The 20-second bodycam footage of Andrew Brown Jr.’s fatal shooting was shown to his family on Monday. The heavily redacted video of the tragic incident was demanded by protestors last week, and Brown’s family finally got a chance to see it after a series of delays.
Andrew Brown Jr. was attempting to flee an arrest when law enforcement officers opened fire on his vehicle. Brown’s is the latest police killing of a minority that continues to feed the massive, country-wide protests – several high-profile incidents occurred last week. Despite the demand for bodycam footage, the North Carolina district attorney explained that the footage could not be released.

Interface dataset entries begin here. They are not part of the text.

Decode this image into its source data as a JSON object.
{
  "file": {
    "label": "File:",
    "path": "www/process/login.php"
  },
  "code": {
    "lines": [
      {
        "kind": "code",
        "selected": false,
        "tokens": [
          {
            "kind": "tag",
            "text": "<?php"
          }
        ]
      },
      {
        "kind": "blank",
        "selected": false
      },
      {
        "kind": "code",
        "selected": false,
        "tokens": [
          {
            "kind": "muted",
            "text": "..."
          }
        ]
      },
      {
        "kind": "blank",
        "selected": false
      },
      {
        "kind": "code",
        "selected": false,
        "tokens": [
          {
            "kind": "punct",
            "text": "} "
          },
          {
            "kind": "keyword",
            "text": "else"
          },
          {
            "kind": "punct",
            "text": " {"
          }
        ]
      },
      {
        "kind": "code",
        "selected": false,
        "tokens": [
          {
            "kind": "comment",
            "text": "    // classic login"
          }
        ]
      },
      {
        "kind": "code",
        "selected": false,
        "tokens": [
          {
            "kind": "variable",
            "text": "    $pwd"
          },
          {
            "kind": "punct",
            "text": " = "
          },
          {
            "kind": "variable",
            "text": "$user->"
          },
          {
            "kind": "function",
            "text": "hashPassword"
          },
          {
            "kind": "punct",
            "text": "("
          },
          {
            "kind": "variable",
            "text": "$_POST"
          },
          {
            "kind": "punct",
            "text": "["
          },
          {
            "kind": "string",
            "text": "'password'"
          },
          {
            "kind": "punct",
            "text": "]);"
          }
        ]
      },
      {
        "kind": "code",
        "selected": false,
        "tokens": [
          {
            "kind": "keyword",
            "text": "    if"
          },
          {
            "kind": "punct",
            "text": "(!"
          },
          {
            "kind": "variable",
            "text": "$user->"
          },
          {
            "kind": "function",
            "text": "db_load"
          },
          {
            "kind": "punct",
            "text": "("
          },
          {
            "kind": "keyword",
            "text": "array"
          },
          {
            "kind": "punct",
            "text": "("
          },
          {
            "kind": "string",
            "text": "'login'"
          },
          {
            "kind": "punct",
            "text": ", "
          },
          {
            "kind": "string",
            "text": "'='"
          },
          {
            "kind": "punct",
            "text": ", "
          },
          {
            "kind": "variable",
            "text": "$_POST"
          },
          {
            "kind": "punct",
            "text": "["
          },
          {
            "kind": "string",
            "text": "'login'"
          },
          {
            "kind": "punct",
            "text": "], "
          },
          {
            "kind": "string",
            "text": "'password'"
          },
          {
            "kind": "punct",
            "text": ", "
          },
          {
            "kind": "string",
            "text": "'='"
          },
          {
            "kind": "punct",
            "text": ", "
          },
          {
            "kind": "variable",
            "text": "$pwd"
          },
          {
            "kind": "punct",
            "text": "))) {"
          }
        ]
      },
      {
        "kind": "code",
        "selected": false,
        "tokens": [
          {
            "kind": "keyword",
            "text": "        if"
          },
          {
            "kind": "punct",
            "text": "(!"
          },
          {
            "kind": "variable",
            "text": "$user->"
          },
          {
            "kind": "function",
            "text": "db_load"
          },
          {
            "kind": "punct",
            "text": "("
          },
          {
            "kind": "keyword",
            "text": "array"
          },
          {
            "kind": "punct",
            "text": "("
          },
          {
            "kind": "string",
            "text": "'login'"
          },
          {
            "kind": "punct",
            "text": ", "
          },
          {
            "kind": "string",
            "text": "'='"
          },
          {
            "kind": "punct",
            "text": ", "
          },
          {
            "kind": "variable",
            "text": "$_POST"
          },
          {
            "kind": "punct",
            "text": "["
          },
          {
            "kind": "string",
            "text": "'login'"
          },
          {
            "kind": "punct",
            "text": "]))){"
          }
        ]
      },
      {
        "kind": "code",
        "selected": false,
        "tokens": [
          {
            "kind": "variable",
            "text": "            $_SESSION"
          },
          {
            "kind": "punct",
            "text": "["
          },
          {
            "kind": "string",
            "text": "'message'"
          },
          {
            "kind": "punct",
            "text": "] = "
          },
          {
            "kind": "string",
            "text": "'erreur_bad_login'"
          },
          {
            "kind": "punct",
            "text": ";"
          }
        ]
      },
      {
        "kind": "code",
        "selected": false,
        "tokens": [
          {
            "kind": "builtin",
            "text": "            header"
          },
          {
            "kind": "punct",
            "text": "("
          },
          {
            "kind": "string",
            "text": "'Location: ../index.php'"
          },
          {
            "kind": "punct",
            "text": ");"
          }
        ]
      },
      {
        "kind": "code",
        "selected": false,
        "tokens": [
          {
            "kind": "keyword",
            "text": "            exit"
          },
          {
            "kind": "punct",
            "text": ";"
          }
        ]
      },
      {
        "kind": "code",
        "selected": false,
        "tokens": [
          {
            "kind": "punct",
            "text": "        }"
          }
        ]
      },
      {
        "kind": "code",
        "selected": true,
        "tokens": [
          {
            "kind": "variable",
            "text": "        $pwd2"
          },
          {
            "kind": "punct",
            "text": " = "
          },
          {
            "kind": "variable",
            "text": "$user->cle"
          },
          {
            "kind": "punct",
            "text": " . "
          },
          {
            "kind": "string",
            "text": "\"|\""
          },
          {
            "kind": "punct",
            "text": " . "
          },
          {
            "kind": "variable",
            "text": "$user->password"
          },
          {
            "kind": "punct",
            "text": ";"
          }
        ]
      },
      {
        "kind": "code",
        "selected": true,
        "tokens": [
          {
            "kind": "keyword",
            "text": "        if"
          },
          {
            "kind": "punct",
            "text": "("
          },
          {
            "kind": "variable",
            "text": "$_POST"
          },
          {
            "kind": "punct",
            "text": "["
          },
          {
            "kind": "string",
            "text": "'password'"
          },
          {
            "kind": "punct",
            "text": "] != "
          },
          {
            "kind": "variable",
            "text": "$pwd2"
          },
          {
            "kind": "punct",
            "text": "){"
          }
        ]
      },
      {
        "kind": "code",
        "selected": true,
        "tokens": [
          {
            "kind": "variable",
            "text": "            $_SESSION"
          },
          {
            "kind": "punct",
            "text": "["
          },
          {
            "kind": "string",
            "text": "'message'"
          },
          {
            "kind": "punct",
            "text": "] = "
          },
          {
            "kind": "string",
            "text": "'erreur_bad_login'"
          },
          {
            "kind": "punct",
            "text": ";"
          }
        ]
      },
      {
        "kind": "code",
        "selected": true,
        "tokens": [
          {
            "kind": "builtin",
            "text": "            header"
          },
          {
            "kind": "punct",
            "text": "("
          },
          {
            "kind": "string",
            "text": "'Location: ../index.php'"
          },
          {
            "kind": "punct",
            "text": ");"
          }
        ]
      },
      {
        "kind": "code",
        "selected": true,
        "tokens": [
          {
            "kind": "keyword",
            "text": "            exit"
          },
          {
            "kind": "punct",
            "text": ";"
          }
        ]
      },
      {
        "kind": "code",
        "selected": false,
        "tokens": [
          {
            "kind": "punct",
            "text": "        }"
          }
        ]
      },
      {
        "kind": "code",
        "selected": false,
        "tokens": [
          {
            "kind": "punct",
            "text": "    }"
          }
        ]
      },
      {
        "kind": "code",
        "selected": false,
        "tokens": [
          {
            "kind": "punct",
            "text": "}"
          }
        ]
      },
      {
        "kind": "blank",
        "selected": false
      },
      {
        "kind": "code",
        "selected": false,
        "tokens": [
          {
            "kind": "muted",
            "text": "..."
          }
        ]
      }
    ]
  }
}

Brown’s family, along with political activists, expects answers from the bodycam footage. “To my understanding, there is body camera footage to this incident, and it has not been released,” Harry Daniels, the Brown family’s attorney explained. “A lot of speculation is going on – we’re asking for answers, accountability, and transparency.”
The footage was supposed to be released to the Brown family on Monday, but its reveal was delayed due to police redacting certain aspects of the video. “Show the tape,” Daniels said Monday. “If you ain’t got nothing to hide, show the tape.”
Michael Cox, the Pasquotank County Attorney explained that the process of blurring some faces on the video was still in progress. “The law also allows us to blur some faces on the video and that process takes time,” he said. “This may be done when necessary to protect an active internal investigation. As soon as these redactions are complete, we will allow the family to view this footage.”
The family was finally shown the 20-second snippet of Brown’s untimely death, but no official statements have been made regarding what the family saw. The public must wait for a court order to see the footage for themselves, according to North Carolina law. There are currently plans to file a motion in court to have the footage released, but when is still unknown.
As the video’s imminent release nears, Elizabeth City is taking precautions. The city’s emergency proclamation confirmed that city officials will file a formal request to release the video to the public, and as “it seems likely that the video and audio footage will be released in the very near future,” Elizabeth City declared a state of emergency Monday, “in order to ensure the safety of our citizens and their property.”
The emergency proclamation explained that “city officials realize there may be a potential period of unrest within the City following the public release of the footage.”
Movements continue to spread across the country as incidents of police brutality seem to increase. For most, transparency is the most important aspect – looking for answers in the bodycam footage as to why police act in ways that seem unnecessarily violent towards minority groups.
Speaking on the Andrew Brown Jr. incident, Pasquotank County NAACP President, Keith Rivers attests that the major issue is transparency. “If you can release the video footage on Monday or if you can petition the courts to release it on Monday, as you said in your video, you could have done it three or four days ago,” he said, “Which would have created the transparency that you continue to say that you are displaying but, we have not yet seen it. It only seems like the more people that get involved in — the more people that are standing for justice — the more you’re saying let’s do this.”
Brown’s killing occurred just one day after Nickolas Reardon fatally shot a 16-year-old girl. The United States continues to divide as Americans take sides in the police brutality argument, some claiming the force is justified and others condemning law enforcement.